If I’m spending my money, don’t make it hard.

Too many online stores make it hard for me to spend my money. If I have to think too much, or if there is some kind of barrier between me and the “buy” button, I’m much more likely to just give up than I am to spend the money.

Let me opt-in

This morning I went to book tickets to see Ratatouille. Odeon have a reasonable website (infinitely better than their old one), and their online booking system is easy to use and lets me to choose the exact seats I want.

But just before I can click to give them my money I have to read this:

I have to work out what it says, and realise that if I don’t tick the boxes I’m going to get spammed with crap I don’t want or need.

If I’m spending money, I shouldn’t have to opt-out every time I buy tickets. It’s unnecessary. It’s frustrating. It means I’m less likely to use the online booking system in the future.

Decisions decisions 

Recently I reinstalled Windows for a friend, and in the process copied his iTunes music between machines. I gave the laptop back, but when I got home I decided that I wanted to find an application that would let him copy all the music from his iPod to the fresh iTunes install.

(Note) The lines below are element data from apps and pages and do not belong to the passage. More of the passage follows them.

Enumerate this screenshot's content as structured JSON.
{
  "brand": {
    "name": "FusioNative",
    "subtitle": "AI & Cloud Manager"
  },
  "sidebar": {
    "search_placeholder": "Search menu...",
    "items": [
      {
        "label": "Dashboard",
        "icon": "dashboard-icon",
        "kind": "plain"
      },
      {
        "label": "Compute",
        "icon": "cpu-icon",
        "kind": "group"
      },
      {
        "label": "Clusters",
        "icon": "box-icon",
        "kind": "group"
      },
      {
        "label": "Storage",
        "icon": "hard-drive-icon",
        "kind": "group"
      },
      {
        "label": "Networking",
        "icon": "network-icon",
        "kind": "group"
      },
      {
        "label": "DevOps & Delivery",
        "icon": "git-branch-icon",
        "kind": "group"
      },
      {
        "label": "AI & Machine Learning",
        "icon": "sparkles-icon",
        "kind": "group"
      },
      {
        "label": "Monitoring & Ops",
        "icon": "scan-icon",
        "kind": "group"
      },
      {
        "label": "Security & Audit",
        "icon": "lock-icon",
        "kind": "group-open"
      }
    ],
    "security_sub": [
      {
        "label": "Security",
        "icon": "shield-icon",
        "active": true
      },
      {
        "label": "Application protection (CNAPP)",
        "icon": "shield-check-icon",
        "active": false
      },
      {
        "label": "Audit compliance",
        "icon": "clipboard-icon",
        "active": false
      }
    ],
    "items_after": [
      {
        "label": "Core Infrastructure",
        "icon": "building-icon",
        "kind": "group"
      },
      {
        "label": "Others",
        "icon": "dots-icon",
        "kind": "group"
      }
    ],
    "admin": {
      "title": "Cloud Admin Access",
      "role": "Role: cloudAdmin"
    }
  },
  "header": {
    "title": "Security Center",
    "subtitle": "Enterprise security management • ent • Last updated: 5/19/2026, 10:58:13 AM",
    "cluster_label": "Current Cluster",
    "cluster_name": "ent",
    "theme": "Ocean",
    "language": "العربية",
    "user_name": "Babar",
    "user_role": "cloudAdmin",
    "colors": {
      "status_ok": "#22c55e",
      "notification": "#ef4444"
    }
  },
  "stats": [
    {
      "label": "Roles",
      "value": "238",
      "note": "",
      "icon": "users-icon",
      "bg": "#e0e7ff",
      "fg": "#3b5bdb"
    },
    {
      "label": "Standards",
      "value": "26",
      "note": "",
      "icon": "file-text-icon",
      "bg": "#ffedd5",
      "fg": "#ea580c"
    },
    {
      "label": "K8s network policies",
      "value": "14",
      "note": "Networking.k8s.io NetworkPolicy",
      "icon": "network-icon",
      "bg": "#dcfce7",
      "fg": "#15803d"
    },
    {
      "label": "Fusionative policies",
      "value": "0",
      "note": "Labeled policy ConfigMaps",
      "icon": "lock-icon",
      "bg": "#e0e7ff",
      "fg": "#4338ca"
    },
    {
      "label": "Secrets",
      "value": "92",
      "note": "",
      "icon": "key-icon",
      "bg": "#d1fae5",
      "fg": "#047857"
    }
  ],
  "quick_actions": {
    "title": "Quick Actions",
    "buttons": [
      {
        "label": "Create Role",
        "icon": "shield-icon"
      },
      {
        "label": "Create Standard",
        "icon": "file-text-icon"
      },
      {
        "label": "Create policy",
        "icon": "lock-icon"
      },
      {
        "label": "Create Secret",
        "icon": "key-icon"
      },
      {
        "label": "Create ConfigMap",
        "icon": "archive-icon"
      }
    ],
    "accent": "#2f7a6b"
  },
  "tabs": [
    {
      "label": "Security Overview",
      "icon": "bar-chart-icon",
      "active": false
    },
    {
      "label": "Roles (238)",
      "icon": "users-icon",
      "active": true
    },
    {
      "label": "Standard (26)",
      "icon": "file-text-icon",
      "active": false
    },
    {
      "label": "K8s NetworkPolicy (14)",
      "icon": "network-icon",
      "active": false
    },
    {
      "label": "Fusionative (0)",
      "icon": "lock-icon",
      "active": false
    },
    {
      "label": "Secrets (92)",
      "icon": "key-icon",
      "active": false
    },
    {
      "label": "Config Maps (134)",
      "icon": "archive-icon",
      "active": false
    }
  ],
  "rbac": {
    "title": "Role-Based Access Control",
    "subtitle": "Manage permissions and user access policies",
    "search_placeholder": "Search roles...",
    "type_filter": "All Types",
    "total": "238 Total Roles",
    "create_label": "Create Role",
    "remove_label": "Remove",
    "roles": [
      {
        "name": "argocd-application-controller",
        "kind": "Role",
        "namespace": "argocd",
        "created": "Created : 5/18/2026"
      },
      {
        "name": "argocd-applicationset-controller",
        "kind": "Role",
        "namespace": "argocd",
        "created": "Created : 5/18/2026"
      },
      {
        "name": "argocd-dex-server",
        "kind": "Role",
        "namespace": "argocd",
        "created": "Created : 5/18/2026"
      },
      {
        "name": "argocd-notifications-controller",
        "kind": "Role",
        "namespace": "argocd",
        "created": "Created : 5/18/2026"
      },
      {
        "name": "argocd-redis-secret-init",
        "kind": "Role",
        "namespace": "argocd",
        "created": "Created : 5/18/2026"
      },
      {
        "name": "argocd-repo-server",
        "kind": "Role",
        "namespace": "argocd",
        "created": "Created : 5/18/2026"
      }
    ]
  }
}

It was on Windows, so he couldn’t use PodWorks. I eventually found an application that looked like it might do the job.

And then I got to the order page.

That was too much of a barrier.

  • I didn’t know his iPod serial number, and it was going to be too difficult to ask
  • I didn’t know how many computers he had and whether he might need to do this on more than one computer
  • I didn’t understand how the licenses worked, or why I was being limited to one of these two options

The “Knowledgebase” didn’t help much either.

So in the end I just gave up (it didn’t take me very long to give up) and I decided not to bother buying a license, or indeed an application, for him.

Please make it easy

So please, if you want my money, and if you’ve got me to the point where I’m about to hand it over, don’t make it hard for me to do so!

Binary Solo

I finally got around to ordering a What the Folk! tshirt from our What the Folk! Spreadshirt Shop

Sherry and I ordered a couple of shirts from the UK version a few months ago so we could check out the quality (obviously we were more than happy with how that turned out). However, we didn’t get anything that I could personally wear, so finally I’m going to have something else to show off my geekiness!

I went for the FOTC in Binary/Binary Solo shirt.

It took me a while to get the back of the shirt sorted (mainly because I checked it about three billion times). It reads:

After the Binary to ASCII conversion we of course end up with:

01000110 – F
01101100 – l
01101001 – i
01100111 – g
01101000 – h
01110100 – t
01101111 – o
01100110 – f
01110100 – t
01101000 – h
01100101 – e
01000011 – C
01101111 – o
01101110 – n
01100011 – c
01101000 – h
01101111 – o
01110010 – r
01100100 – d
01110011 – s

When the shirt is delivered I might even upload some action shots.